Most higher education institutions that closed were for-profit colleges. Out of the 467 closed institutions investigated:
- 49.9% or 233 were from the private for-profit two-year sector;
- 28.1% or 131 occurred from private for-profit four-year institutions;
- 17.8% or 83 came from the private nonprofit four-year sector; and
- 4.3% or 16 were private nonprofit two-year and four were public four-year institutions.
Almost 12,000 campuses closed over the period analyzed, according to the Postsecondary Education Participants System.
The report, A Dream Derailed? Investigating the Impacts of College Closure on Student Outcomes, is the first in a series of joint research endeavors between the two organizations to quantify the impacts of college closure on students’ subsequent postsecondary enrollment and completion.
“This study shows that any college closure is damaging to student success, leaving too many learners – more than half – without a viable path to fulfilling their educational dreams,” said Doug Shapiro, Executive Director, National Student Clearinghouse Research Center. “But the extremely poor outcomes for students who experienced abrupt closures are particularly worrisome.”
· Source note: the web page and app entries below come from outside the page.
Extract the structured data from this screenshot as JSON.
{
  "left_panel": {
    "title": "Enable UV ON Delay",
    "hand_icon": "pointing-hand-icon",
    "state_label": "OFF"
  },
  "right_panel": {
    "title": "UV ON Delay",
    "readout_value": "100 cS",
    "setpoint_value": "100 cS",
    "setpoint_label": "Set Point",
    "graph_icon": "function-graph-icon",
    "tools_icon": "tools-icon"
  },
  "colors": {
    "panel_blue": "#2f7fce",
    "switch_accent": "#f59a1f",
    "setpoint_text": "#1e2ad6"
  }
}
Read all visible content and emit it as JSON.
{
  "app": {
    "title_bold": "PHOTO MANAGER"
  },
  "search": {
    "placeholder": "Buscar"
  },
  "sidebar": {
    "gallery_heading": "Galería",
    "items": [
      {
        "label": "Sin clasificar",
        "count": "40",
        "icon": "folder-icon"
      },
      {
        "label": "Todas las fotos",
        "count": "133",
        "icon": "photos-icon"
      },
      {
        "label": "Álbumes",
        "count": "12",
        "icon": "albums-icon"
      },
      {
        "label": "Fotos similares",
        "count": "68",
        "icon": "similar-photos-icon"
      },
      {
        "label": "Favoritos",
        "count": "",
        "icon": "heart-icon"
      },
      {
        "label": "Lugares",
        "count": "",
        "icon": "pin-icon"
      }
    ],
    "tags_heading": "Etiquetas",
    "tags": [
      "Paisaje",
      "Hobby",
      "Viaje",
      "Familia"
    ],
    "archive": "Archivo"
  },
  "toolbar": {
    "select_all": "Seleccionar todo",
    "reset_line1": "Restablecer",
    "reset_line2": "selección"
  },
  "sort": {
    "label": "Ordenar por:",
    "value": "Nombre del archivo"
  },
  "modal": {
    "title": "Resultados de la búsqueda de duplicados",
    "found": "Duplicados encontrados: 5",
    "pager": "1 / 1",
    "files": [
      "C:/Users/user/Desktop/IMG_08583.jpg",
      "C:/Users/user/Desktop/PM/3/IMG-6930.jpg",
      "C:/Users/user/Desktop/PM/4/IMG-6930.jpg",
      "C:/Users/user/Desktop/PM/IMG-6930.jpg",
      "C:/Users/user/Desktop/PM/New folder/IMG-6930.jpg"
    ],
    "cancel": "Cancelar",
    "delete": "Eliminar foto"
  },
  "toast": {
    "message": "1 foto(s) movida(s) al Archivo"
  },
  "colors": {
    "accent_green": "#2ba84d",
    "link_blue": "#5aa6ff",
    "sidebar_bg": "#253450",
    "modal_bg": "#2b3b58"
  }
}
“This research confirms that college closures have a detrimental impact on the enrollment and completion outcomes of all students and are most pronounced when colleges close abruptly without forewarning or student protections,” said SHEEO President Rob Anderson. “The particularly poor outcomes are especially harmful for minoritized students of color enrolled in the for-profit sector. These results reinforce calls for improving state authorization processes and strengthening the financial monitoring of institutions to prevent, prepare for, and respond to college closures.”
This series of three publications examining the impacts of college closure on student outcomes is supported by Arnold Ventures.
“This study shows that any college closure is damaging to student success, leaving too many learners — more than half — without a viable path to fulfilling their educational dreams.”
Executive Director, National Student Clearinghouse Research Center